Copy all entries verbatim and keep any pictures out of the copy.

--

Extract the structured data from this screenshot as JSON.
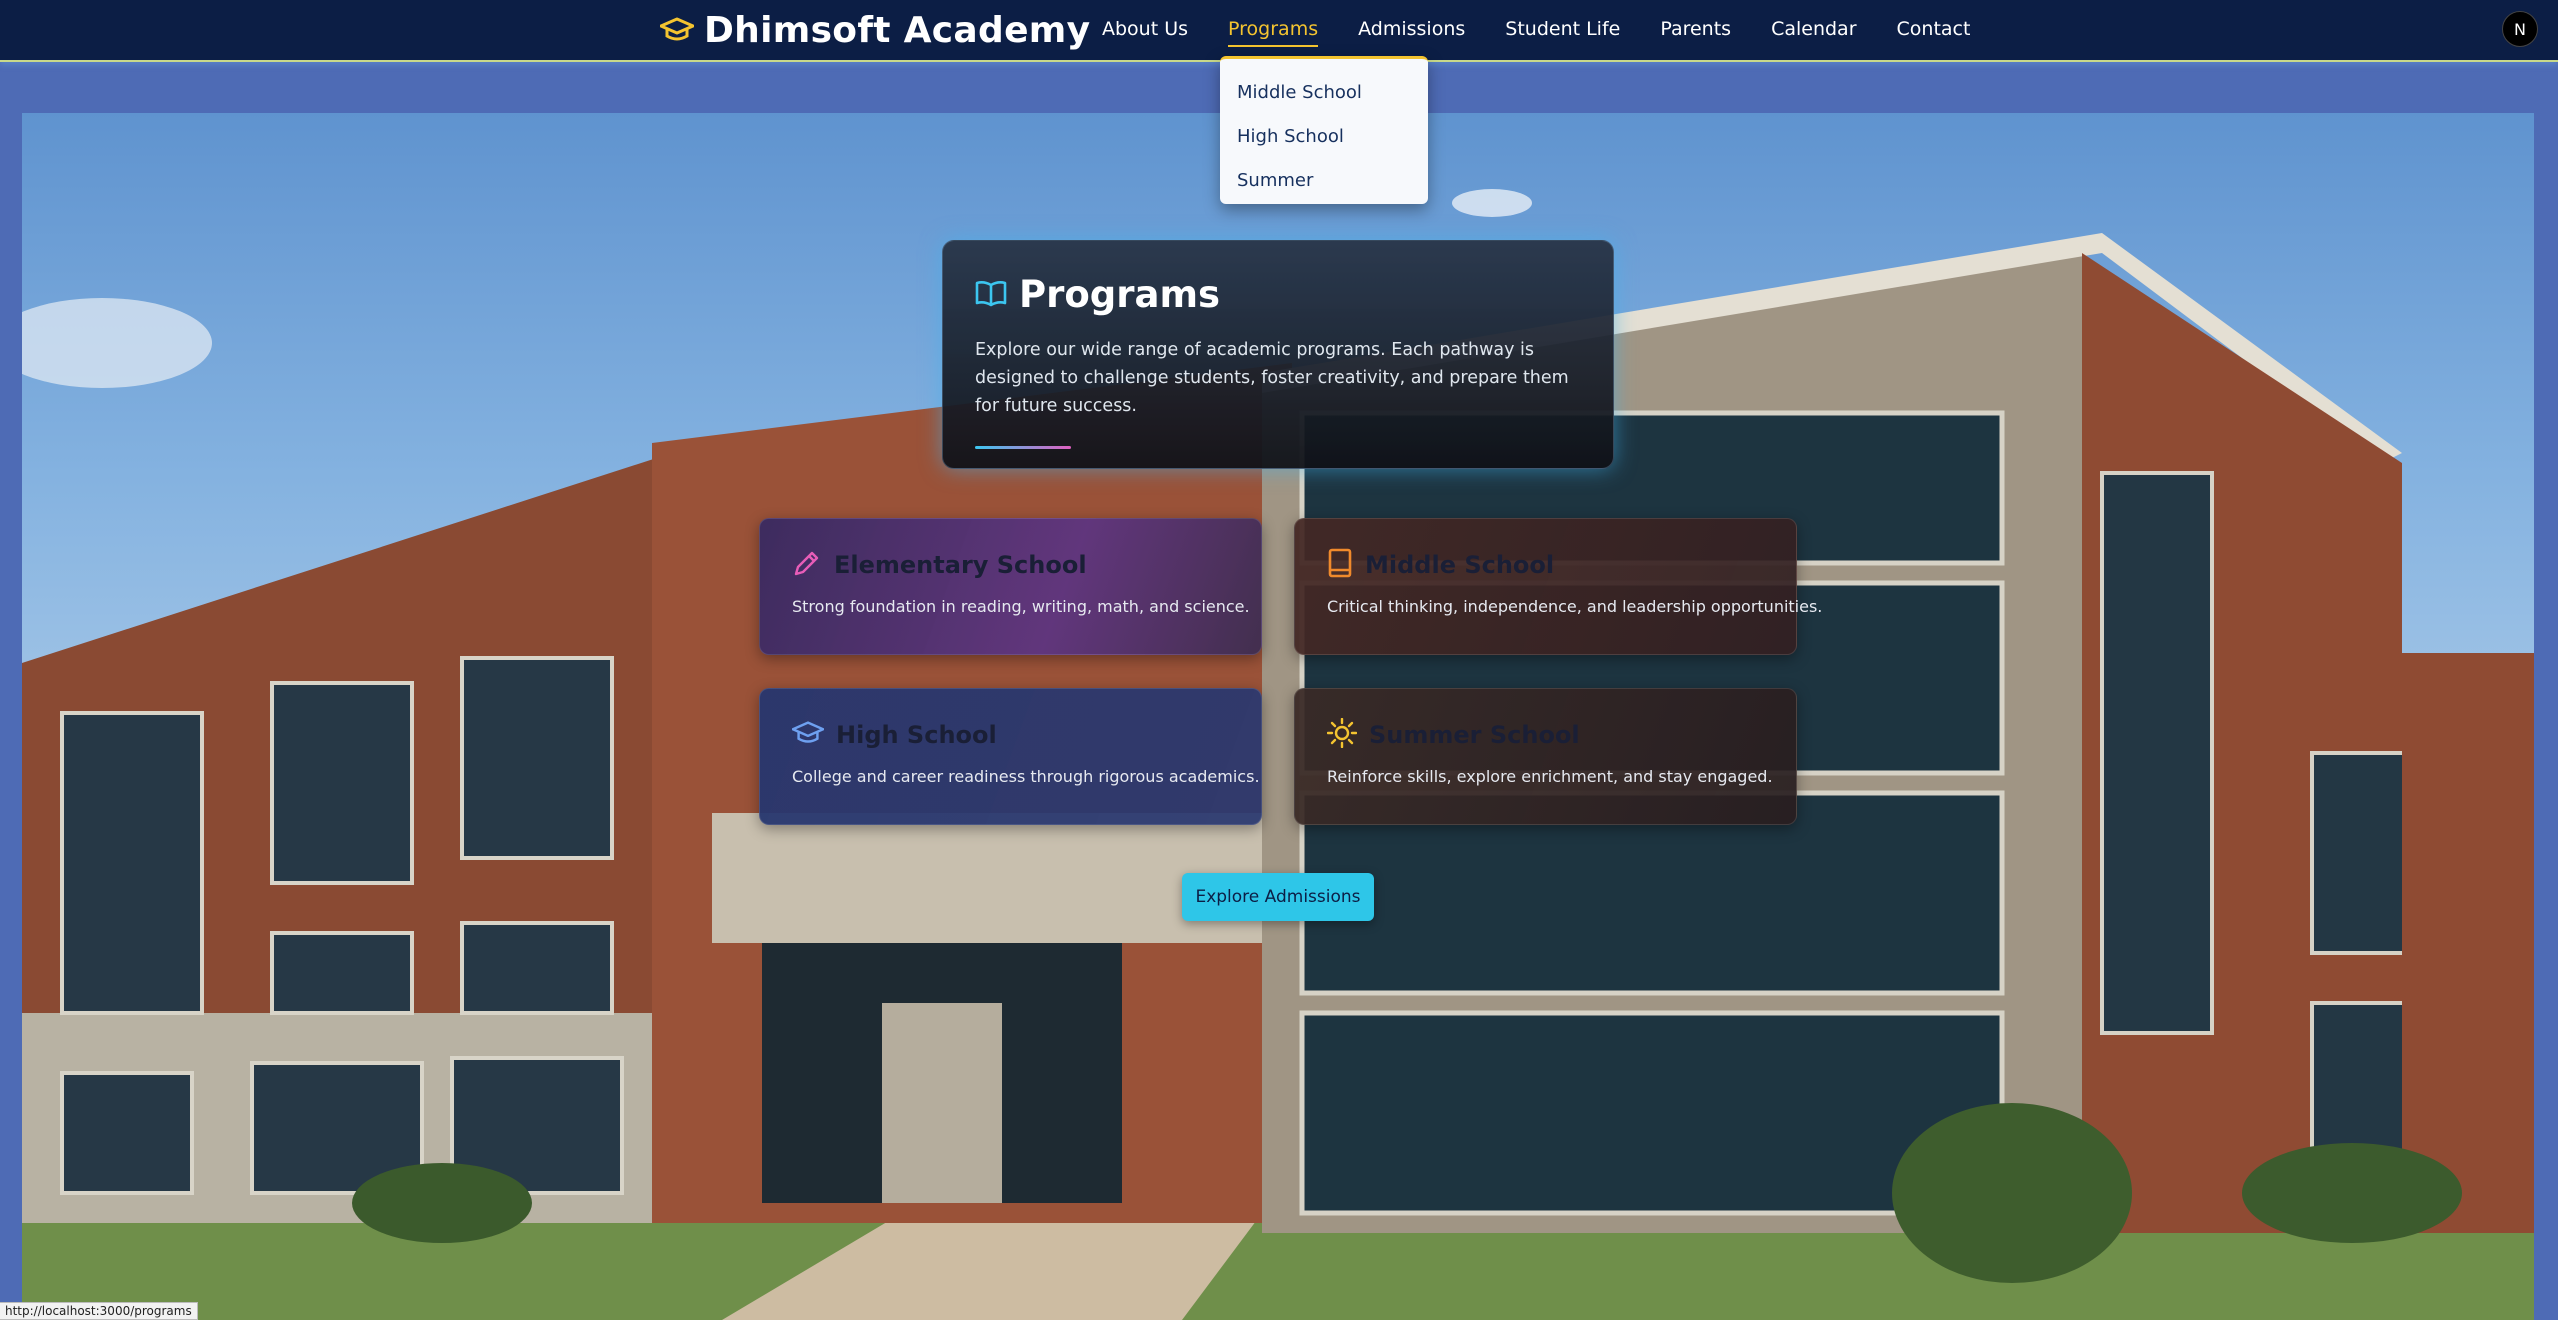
{
  "brand": {
    "title": "Dhimsoft Academy",
    "icon": "graduation-cap-icon",
    "accent": "#f4c430"
  },
  "nav": {
    "items": [
      {
        "label": "About Us"
      },
      {
        "label": "Programs",
        "active": true
      },
      {
        "label": "Admissions"
      },
      {
        "label": "Student Life"
      },
      {
        "label": "Parents"
      },
      {
        "label": "Calendar"
      },
      {
        "label": "Contact"
      }
    ],
    "avatar": "N"
  },
  "dropdown": {
    "items": [
      "Middle School",
      "High School",
      "Summer"
    ]
  },
  "intro": {
    "icon": "open-book-icon",
    "title": "Programs",
    "text": "Explore our wide range of academic programs. Each pathway is designed to challenge students, foster creativity, and prepare them for future success."
  },
  "programs": [
    {
      "icon": "pencil-icon",
      "icon_color": "#e85db8",
      "title": "Elementary School",
      "desc": "Strong foundation in reading, writing, math, and science."
    },
    {
      "icon": "book-icon",
      "icon_color": "#f08a2c",
      "title": "Middle School",
      "desc": "Critical thinking, independence, and leadership opportunities."
    },
    {
      "icon": "graduation-cap-icon",
      "icon_color": "#6ea0f0",
      "title": "High School",
      "desc": "College and career readiness through rigorous academics."
    },
    {
      "icon": "sun-icon",
      "icon_color": "#f4c430",
      "title": "Summer School",
      "desc": "Reinforce skills, explore enrichment, and stay engaged."
    }
  ],
  "cta": {
    "label": "Explore Admissions",
    "color": "#2ec6e8"
  },
  "status": {
    "url": "http://localhost:3000/programs"
  }
}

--

▶ [RESULT]:
Extract the structured data from this screenshot as JSON.
{
  "brand": {
    "title": "Dhimsoft Academy",
    "icon": "graduation-cap-icon",
    "accent": "#f4c430"
  },
  "nav": {
    "items": [
      {
        "label": "About Us"
      },
      {
        "label": "Programs",
        "active": true
      },
      {
        "label": "Admissions"
      },
      {
        "label": "Student Life"
      },
      {
        "label": "Parents"
      },
      {
        "label": "Calendar"
      },
      {
        "label": "Contact"
      }
    ],
    "avatar": "N"
  },
  "dropdown": {
    "items": [
      "Middle School",
      "High School",
      "Summer"
    ]
  },
  "intro": {
    "icon": "open-book-icon",
    "title": "Programs",
    "text": "Explore our wide range of academic programs. Each pathway is designed to challenge students, foster creativity, and prepare them for future success."
  },
  "programs": [
    {
      "icon": "pencil-icon",
      "icon_color": "#e85db8",
      "title": "Elementary School",
      "desc": "Strong foundation in reading, writing, math, and science."
    },
    {
      "icon": "book-icon",
      "icon_color": "#f08a2c",
      "title": "Middle School",
      "desc": "Critical thinking, independence, and leadership opportunities."
    },
    {
      "icon": "graduation-cap-icon",
      "icon_color": "#6ea0f0",
      "title": "High School",
      "desc": "College and career readiness through rigorous academics."
    },
    {
      "icon": "sun-icon",
      "icon_color": "#f4c430",
      "title": "Summer School",
      "desc": "Reinforce skills, explore enrichment, and stay engaged."
    }
  ],
  "cta": {
    "label": "Explore Admissions",
    "color": "#2ec6e8"
  },
  "status": {
    "url": "http://localhost:3000/programs"
  }
}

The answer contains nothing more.